:: Exercise description ::
Locate the word "type" in the entries below, then gather every line that holds it.

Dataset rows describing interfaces
========================

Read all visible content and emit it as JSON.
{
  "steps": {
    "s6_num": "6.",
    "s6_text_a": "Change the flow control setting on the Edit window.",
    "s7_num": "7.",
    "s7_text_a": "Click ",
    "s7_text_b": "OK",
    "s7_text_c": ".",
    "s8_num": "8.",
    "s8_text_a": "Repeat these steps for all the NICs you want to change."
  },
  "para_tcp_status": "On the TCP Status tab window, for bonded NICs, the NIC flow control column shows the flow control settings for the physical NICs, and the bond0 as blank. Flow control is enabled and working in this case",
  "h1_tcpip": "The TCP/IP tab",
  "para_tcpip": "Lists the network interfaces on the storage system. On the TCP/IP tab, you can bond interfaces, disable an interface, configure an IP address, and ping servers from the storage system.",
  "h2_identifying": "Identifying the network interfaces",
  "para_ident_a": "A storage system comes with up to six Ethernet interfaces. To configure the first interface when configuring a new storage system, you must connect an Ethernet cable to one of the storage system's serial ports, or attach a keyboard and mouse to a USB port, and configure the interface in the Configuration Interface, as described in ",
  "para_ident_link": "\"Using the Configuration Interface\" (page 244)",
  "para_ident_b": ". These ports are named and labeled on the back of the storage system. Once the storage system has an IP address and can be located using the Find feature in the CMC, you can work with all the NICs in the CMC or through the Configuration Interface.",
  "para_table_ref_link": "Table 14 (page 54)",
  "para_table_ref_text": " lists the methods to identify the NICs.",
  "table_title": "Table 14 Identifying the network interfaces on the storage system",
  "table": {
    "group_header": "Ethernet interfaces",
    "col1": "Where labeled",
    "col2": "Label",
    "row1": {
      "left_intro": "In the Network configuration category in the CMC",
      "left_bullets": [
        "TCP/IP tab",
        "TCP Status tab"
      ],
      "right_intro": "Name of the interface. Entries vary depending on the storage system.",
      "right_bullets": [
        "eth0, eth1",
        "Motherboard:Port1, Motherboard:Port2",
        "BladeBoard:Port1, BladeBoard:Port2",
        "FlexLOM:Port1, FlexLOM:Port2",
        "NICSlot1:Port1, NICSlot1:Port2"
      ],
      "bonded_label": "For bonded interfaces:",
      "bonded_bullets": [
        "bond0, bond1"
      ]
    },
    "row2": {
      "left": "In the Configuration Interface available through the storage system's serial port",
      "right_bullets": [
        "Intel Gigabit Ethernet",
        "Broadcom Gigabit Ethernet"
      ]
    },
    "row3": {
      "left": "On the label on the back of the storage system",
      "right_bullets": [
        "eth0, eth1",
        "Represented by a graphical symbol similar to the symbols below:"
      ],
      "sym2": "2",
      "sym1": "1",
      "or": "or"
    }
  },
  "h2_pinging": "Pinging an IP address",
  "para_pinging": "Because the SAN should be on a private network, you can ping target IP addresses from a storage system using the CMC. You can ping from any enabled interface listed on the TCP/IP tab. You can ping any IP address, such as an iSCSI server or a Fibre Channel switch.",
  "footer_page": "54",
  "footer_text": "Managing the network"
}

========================

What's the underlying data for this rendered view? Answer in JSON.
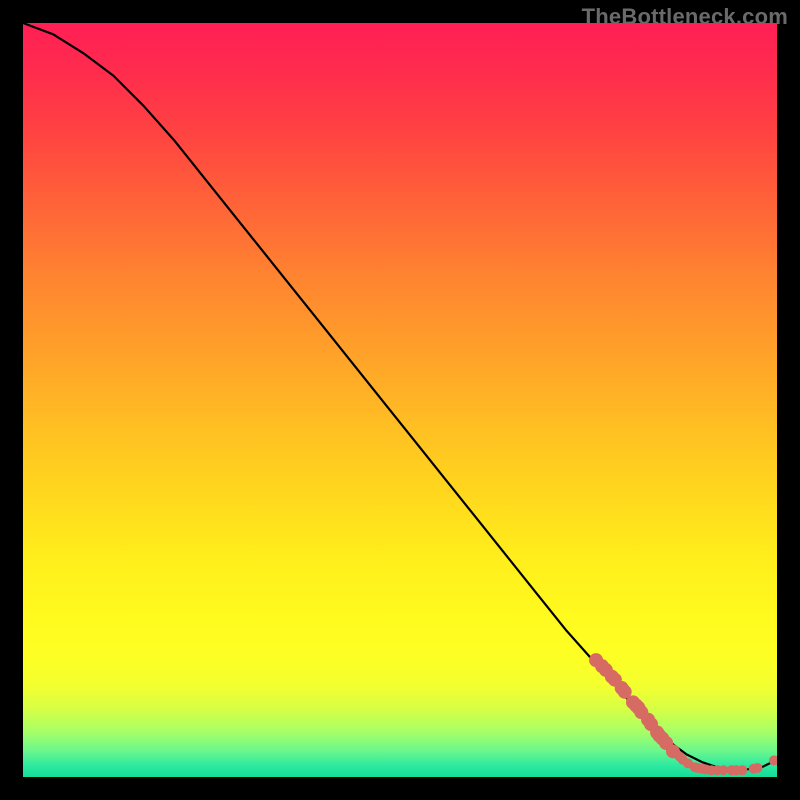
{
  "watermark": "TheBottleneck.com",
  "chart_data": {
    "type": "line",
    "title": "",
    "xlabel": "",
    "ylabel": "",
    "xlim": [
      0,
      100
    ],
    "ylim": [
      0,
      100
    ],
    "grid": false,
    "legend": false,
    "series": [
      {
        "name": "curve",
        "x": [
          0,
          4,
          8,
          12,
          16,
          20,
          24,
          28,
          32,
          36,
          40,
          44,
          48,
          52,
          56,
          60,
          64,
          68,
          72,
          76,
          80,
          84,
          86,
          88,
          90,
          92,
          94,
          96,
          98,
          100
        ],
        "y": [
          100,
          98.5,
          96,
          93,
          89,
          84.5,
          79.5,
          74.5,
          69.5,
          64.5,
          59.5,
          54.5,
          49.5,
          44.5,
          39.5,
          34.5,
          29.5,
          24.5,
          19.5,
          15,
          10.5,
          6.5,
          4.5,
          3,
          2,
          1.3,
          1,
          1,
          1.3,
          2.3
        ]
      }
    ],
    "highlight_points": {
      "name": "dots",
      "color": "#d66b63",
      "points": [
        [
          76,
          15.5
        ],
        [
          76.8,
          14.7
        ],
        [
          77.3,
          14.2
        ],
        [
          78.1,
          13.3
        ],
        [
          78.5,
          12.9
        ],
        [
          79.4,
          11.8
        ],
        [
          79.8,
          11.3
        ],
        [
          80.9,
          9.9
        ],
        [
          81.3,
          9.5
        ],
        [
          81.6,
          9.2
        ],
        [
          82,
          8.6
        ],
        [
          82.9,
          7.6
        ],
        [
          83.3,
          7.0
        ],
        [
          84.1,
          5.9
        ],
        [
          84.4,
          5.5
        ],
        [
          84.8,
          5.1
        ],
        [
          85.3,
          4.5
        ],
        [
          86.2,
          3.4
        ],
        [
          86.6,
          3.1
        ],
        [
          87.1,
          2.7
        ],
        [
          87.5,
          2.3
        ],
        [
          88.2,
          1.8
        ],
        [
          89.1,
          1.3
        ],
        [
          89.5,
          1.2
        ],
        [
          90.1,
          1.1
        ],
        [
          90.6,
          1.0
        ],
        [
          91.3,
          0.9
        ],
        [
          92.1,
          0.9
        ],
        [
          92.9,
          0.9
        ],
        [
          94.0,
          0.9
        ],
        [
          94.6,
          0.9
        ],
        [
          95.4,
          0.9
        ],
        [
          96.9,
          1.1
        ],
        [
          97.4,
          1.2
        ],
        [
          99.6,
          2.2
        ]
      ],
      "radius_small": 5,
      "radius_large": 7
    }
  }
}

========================

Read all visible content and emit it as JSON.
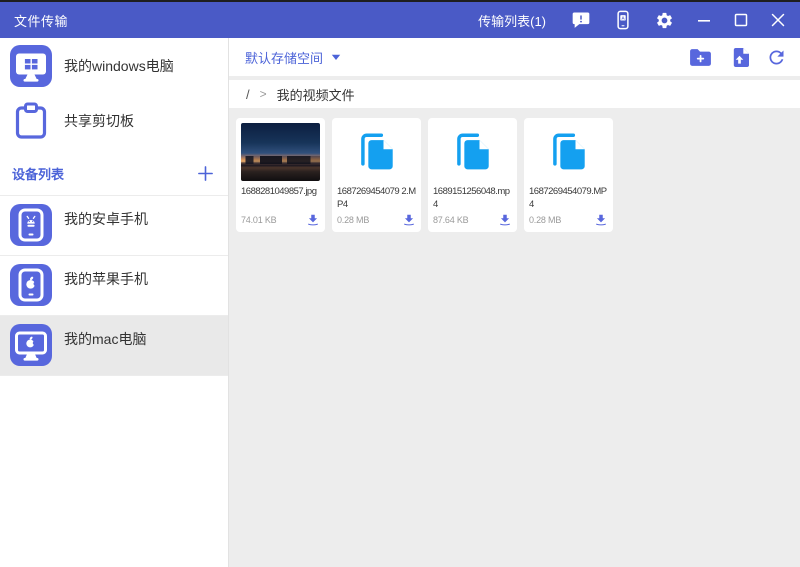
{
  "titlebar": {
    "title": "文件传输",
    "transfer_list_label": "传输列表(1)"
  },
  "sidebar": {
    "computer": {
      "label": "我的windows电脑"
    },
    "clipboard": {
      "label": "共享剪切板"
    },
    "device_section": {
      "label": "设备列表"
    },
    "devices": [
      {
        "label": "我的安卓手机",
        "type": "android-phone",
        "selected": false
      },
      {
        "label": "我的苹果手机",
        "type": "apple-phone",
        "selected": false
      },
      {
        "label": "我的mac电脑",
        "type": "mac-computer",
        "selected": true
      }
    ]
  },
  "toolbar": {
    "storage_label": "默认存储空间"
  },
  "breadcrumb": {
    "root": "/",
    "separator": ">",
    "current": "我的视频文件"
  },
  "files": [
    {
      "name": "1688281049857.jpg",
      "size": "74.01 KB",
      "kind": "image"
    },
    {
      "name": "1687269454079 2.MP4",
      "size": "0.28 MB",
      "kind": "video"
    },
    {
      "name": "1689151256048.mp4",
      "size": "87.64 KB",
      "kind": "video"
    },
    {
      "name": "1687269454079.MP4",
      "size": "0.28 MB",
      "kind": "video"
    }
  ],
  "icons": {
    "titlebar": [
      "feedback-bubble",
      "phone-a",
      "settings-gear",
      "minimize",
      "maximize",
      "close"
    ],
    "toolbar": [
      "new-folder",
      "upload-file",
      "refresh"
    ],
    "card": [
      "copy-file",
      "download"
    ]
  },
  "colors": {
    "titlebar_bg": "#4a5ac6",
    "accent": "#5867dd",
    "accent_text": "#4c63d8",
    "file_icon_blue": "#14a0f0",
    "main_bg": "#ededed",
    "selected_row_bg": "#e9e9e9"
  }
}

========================

:: Reply ::
    "type": "line",
        "type": "android-phone",
        "type": "apple-phone",
        "type": "mac-computer",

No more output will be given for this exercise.